Each line of the entries below that includes "date" belongs in your answer.
--- WORKING DATA ---
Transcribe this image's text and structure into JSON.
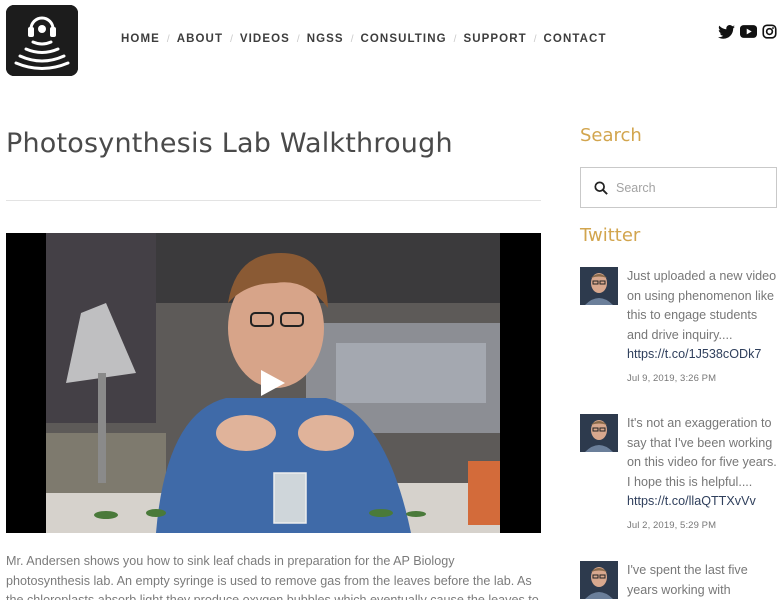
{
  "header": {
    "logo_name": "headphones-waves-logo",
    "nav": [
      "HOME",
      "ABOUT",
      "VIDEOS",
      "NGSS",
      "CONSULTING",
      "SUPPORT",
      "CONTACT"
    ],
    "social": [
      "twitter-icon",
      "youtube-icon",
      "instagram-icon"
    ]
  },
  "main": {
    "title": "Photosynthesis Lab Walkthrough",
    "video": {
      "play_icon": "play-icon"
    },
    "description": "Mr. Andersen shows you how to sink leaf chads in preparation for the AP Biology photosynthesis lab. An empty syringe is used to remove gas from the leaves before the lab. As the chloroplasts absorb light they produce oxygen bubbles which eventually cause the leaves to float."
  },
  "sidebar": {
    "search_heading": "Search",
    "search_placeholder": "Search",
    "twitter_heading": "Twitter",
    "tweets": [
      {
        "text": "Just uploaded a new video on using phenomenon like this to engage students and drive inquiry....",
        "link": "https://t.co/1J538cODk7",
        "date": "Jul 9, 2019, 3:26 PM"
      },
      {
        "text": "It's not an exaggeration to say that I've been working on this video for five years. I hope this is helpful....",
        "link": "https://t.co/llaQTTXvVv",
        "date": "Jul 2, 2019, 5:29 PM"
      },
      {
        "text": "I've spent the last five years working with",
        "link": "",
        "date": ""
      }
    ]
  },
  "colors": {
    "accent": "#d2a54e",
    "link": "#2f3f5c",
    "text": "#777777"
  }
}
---
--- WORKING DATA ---
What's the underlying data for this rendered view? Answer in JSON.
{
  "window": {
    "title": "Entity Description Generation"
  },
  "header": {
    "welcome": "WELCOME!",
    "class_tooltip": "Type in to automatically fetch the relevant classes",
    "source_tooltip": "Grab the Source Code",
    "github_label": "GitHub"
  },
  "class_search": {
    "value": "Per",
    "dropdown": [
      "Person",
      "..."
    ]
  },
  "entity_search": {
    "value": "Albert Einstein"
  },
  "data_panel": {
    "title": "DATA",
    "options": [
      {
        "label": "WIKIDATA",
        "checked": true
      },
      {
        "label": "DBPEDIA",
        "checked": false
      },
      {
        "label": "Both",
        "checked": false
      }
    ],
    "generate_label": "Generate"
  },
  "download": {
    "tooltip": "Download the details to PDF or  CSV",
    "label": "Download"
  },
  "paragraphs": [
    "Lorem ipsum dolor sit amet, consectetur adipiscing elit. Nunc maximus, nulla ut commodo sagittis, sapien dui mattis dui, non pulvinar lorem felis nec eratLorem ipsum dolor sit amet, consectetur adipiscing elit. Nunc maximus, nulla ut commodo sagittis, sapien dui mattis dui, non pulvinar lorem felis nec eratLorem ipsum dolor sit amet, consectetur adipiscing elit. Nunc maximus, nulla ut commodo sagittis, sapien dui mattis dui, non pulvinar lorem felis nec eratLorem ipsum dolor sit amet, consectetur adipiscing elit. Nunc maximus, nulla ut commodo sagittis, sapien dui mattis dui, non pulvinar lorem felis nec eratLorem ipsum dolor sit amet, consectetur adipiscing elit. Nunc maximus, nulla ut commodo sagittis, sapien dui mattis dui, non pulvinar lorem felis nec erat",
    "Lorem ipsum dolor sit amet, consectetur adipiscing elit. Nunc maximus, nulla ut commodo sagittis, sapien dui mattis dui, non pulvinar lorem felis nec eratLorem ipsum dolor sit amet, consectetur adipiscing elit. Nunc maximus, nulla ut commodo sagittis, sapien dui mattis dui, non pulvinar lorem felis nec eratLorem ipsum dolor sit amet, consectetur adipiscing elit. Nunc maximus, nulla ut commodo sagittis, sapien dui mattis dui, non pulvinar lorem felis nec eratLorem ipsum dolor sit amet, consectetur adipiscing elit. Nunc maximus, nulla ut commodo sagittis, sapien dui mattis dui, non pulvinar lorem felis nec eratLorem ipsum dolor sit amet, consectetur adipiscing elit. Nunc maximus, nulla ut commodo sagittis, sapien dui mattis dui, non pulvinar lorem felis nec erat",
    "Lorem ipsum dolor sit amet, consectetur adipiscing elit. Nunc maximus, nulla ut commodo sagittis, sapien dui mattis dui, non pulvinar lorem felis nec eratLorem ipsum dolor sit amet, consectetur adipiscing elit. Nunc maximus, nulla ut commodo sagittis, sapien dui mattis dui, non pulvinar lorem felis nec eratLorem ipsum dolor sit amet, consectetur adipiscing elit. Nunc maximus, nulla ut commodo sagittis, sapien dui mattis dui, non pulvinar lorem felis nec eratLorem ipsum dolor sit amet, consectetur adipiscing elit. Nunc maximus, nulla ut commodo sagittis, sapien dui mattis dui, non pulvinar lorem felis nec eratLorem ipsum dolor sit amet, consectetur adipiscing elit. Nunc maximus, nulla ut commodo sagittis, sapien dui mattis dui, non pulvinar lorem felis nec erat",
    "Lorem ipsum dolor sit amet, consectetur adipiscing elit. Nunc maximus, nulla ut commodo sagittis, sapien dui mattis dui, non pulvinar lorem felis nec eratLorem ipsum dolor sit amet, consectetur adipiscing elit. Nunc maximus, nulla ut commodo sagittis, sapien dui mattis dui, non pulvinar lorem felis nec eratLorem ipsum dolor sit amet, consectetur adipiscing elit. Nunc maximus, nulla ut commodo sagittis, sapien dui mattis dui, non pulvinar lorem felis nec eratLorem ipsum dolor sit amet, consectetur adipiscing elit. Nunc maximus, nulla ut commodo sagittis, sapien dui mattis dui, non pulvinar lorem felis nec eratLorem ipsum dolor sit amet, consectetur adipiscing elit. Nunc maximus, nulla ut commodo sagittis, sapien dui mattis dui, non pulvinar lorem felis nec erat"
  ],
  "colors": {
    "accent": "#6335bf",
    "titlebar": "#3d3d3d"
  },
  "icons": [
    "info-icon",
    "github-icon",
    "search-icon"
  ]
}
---
■ **REPLY TO THE TASK**
        "date": "Jul 9, 2019, 3:26 PM"
        "date": "Jul 2, 2019, 5:29 PM"
        "date": ""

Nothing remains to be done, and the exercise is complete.